Here is the YAML workflow file I use for my site. Be sure to change the email address, name, and project URL near the bottom of the file, and save it as .github/workflows/webmentions.yml in your project.

name: Webmentions

    - cron: '*/30 * * * *'

    runs-on: ubuntu-latest
      - name: Check out repository
        uses: actions/checkout@master

      - name: Set up Node.js
        uses: actions/setup-node@master
          node-version: 18.x

      - name: Fetch webmentions
        run: node ./webmentions.js

      - name: Commit to repository
          GITHUB_TOKEN: ${{ secrets.GITHUB_TOKEN }}
          COMMIT_MSG: |
            add webmentions
            skip-checks: true
        run: |
          git config ""
          git config "Your Name"
          git remote set-url origin https://x-access-token:${GITHUB_TOKEN}
          git checkout main
          git add .
          git diff --quiet && git diff --staged --quiet || (git commit -m "${COMMIT_MSG}"; git push origin main)

This action will run every 30 minutes. It will check out the repository, set up Node.js, run the webmentions.js script, and then commit any changes to the main branch. You should see the action run in the “Actions” tab of your GitHub repository.

Part two

In a future article, I will go over the various Astro components I have created to display webmentions on my site. Honestly, some of them could probably use a bit of work before I share them publicly. Until then, why not send me some webmentions on this post?


Jesse Skinner :javascript:, nathanreyes, Kieran McGuire, jon ⚝, and Marc Littlemore liked this.

Kieran McGuire reposted this.

Steve Frenzel mentioned this.

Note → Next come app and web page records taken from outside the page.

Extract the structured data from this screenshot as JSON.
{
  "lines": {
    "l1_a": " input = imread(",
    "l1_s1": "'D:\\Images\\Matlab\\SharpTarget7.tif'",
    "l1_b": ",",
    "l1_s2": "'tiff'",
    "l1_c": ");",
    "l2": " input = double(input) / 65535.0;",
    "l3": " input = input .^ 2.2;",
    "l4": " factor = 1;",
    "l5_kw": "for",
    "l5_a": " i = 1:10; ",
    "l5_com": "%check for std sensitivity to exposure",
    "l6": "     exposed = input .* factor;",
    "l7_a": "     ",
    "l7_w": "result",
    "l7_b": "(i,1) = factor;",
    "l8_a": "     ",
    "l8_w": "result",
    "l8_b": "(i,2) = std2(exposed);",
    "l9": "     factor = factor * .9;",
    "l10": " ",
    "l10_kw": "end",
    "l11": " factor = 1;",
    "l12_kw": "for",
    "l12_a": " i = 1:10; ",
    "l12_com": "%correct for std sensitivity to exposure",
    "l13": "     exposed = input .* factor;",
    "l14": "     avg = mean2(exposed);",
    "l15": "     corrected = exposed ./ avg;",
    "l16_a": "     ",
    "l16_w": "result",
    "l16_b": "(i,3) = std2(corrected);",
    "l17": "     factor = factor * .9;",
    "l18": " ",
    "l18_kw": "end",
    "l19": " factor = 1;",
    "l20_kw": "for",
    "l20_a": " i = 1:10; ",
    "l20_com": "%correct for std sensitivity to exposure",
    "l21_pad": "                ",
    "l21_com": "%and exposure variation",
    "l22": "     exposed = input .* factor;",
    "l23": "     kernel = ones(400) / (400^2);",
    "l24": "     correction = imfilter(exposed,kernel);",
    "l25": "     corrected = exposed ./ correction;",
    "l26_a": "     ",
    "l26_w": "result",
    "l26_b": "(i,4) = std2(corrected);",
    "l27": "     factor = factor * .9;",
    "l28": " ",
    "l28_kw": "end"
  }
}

Kevin Lee Drum
@yala I'm not sure if Bridgy will pick up posts that link to an article. I know it will pick up boosts as "reposts". ????‍♂️ As far as your reply not showing up on my article, apparently Bridgy stopped fetching new activity on this post because of its age. I entered the URL into the "Resend for post" field on the Bridgy dashboard to manually force discovery, and now it shows up. Thanks for the heads up on that.
jon ⚝
@kevinleedrum I'm not exactly sure how this works. Embedding the link into a post did not yield a mention being displayed on the article's URL. Is it answers to this toot, which show up there? jon ⚝ (
Kieran McGuire
@kevinleedrum hey, great article! I'm gonna try to follow along... but I'm starting with a templated theme (Cactus) and I don't know what I'm doing. Your site and setup looks great so if I can muddle my way to something like that, I'd be very happy!